Software update crippled Australia’s fast-payments network: RBA post-mortem report

Payments system RBA error server

Australia’s fast payments network, the New Payments Platform (NPP), last month had a significant bulk of its transaction handling capacity knocked out for hours due to an incorrect software setting, resulting in payments processing delays of up to five days, a new report by the Reserve Bank of Australia (RBA) has revealed.

As a result of the error, around 500,000 NPP unique payments (17 per cent of the daily average volume for a typical Wednesday – the day of the outage) sent by the public were delayed by at least four hours, with some payments only making their way through to intended recipients five days after the outage, the post-mortem ‘Final Incident Report’ revealed.

While nearly all relevant payments systems were back online within five hours, the bulk of the recovery work (which required payments sending institutions to reconcile and reprocess payments) was only completed by Monday 17 October, according to the RBA – five days after the initial outage.

The outage was found to be the result of an “incorrect setting” applied during a planned update to software that manages RBA’s virtual servers.

These servers support two critical payments settlement systems: the overarching Reserve Bank Information Transfer System (RITS), the central bank’s interbank settlement system; and the sub-RITS, NPP-feeder system known as the Fast Settlement Service (FSS), which supports round-the-clock, real-time payments settlements.

“On 12 October at around 19:00, an operational error occurred during a planned [Reserve] Bank-wide change using the software that provisions the RBA’s virtual servers,” the RBA wrote in its report.

“This error triggered a process that disrupted a significant number of servers in a random pattern over a period of approximately 25 minutes.”

The RBA added: “The scale of servers affected was caused by a failure to comply with the RBA’s Technology Change Management policy and control gaps associated with the virtual server solution design contributed to the rapid propagation of the error.”

“While the strong redundancy features of RITS and FSS enabled parts of the system to continue operating normally, some services became unavailable and the resilience of the system was severely degraded.
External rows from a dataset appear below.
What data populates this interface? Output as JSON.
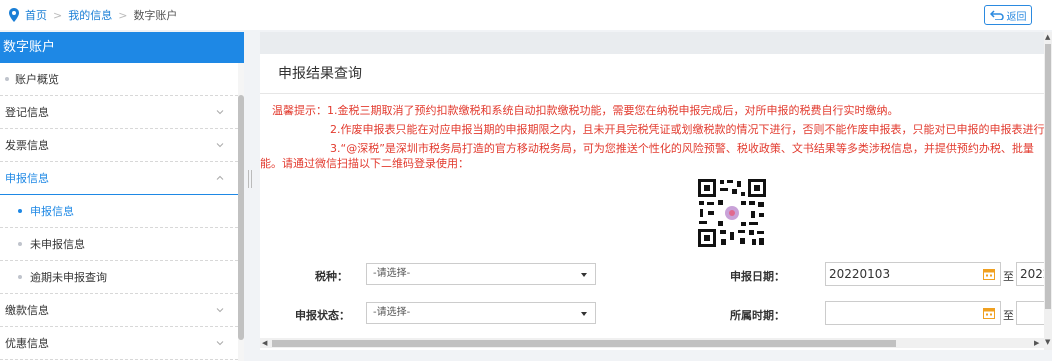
{
  "breadcrumb": {
    "home": "首页",
    "mid": "我的信息",
    "current": "数字账户"
  },
  "back_button": {
    "label": "返回"
  },
  "sidebar": {
    "title": "数字账户",
    "items": [
      {
        "label": "账户概览"
      },
      {
        "label": "登记信息"
      },
      {
        "label": "发票信息"
      },
      {
        "label": "申报信息"
      },
      {
        "label": "申报信息"
      },
      {
        "label": "未申报信息"
      },
      {
        "label": "逾期未申报查询"
      },
      {
        "label": "缴款信息"
      },
      {
        "label": "优惠信息"
      }
    ]
  },
  "panel": {
    "title": "申报结果查询"
  },
  "notice": {
    "line1": "温馨提示：1.金税三期取消了预约扣款缴税和系统自动扣款缴税功能，需要您在纳税申报完成后，对所申报的税费自行实时缴纳。",
    "line2": "2.作废申报表只能在对应申报当期的申报期限之内，且未开具完税凭证或划缴税款的情况下进行，否则不能作废申报表，只能对已申报的申报表进行",
    "line3": "3.“@深税”是深圳市税务局打造的官方移动税务局，可为您推送个性化的风险预警、税收政策、文书结果等多类涉税信息，并提供预约办税、批量",
    "line4": "能。请通过微信扫描以下二维码登录使用："
  },
  "form": {
    "tax_type_label": "税种：",
    "tax_type_value": "-请选择-",
    "status_label": "申报状态：",
    "status_value": "-请选择-",
    "date_label": "申报日期：",
    "date_from": "20220103",
    "date_to_partial": "2022",
    "period_label": "所属时期：",
    "to_label": "至"
  },
  "colors": {
    "accent": "#1e88e5",
    "notice": "#e23a2e",
    "calendar": "#f0a020"
  }
}
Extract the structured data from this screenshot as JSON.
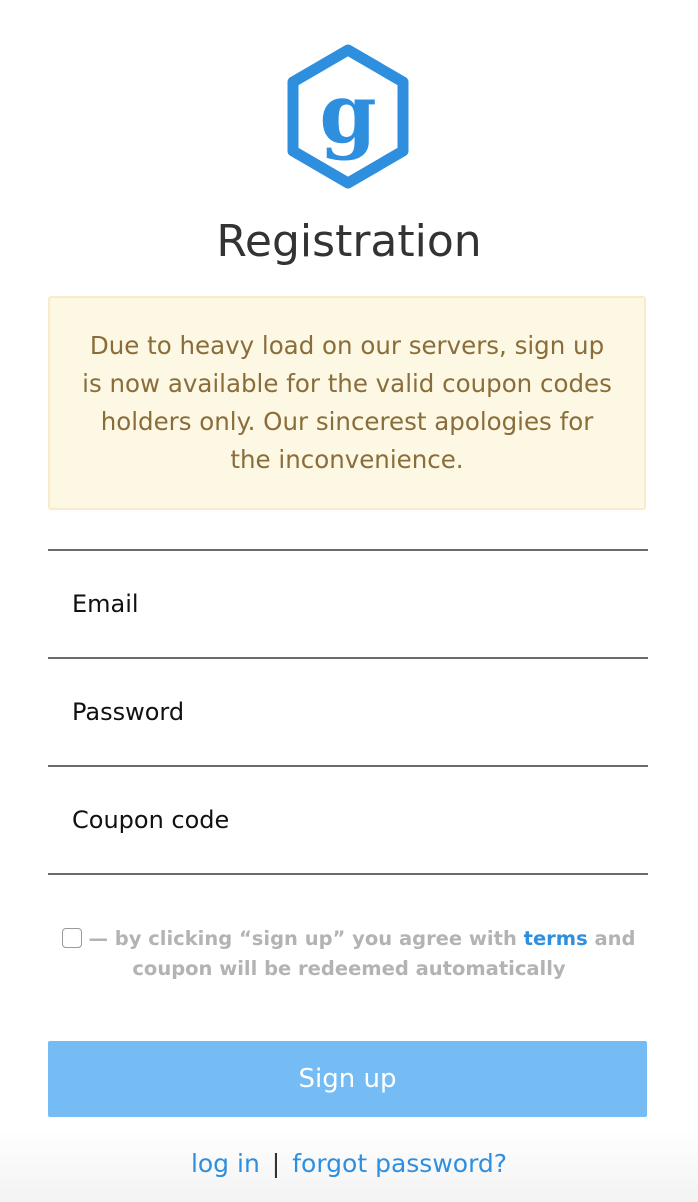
{
  "header": {
    "logo_letter": "g",
    "title": "Registration",
    "brand_color": "#2f8fdf"
  },
  "notice": {
    "text": "Due to heavy load on our servers, sign up is now available for the valid coupon codes holders only. Our sincerest apologies for the inconvenience."
  },
  "form": {
    "email_placeholder": "Email",
    "password_placeholder": "Password",
    "coupon_placeholder": "Coupon code",
    "email_value": "",
    "password_value": "",
    "coupon_value": ""
  },
  "agreement": {
    "checked": false,
    "text_before": "— by clicking “sign up” you agree with ",
    "terms_link": "terms",
    "text_after": " and coupon will be redeemed automatically"
  },
  "actions": {
    "signup_label": "Sign up",
    "login_link": "log in",
    "separator": "|",
    "forgot_link": "forgot password?"
  }
}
The scale and haphazard pattern of disruption significantly complicated the incident response.”

Indeed, the RBA initially appeared to downplay the extent of the impact on its services, with internal monitoring suggesting “that the number and extent of [transaction] aborts was reasonably low and likely due to decreased processing capacity of the FSS”. This occurred at 20:33 in the evening.

Only after an NPP Incident Response Group (NPP IRG) meeting was convened – at 23.15 – was the RBA made aware of the extent of the impact of the server outage and that a “far greater percentage of transactions” were aborting.

Payments messaging disrupted

In the case of the FSS, the software configuration error “prevented FSS from sending out notifications of successful settlement, which caused widespread disruption to NPP payment processing and had severe repercussions for members, including significant inconvenience and delays to customers,” the report noted.

The wider RITS network was prevented from sending and receiving Low Value Clearing and Low Value Settlement Services (LVCS and LVSS) files – these provide instructions from members to the RITS advising of their settlement obligations from low-value clearing exchanges.

By around 23:45 – just over four and a half hours after the servers were inadvertently taken offline – affected servers were restored and the FSS immediately began successfully processing incoming and outgoing messages.

“From this point, all settlement notifications were successfully sent out within the allowable response times.”

However, NPP participants were required to work through a backlog of around 500,000 aborted transactions, which were in an unknown settlement state, for both inbound and outbound transactions, the report wrote.

“LVSS inbound file transfers were restored at around 00:14 and outbound file transfers at around 00:54 on 13 October.

“Settlement response files for the manual FSIs and the earlier 19:15 multilateral run were sent to members from 00:54.”

Post-mortem actions

In the wake of the incident review, the RBA said it will engage in a comprehensive set of actions, with the central bank to:

  1. Undertake a further review of the governance and control arrangements relevant to the incident, including other contributing factors.
  2. Investigate improvements to broaden monitoring of end-to-end message flow for FSS
  3. Review system RBA recovery procedures for FSS
  4. Review clarity of RBA notifications and updates to Members about RBA system issues
  5. Discuss procedures on the timing of industry incident meetings with NPPA and AusPayNet
  6. Review and clarify communication roles between RBA and NPPA
  7. Seek guidance from NPPA about industry capability to replay NPP payments at scale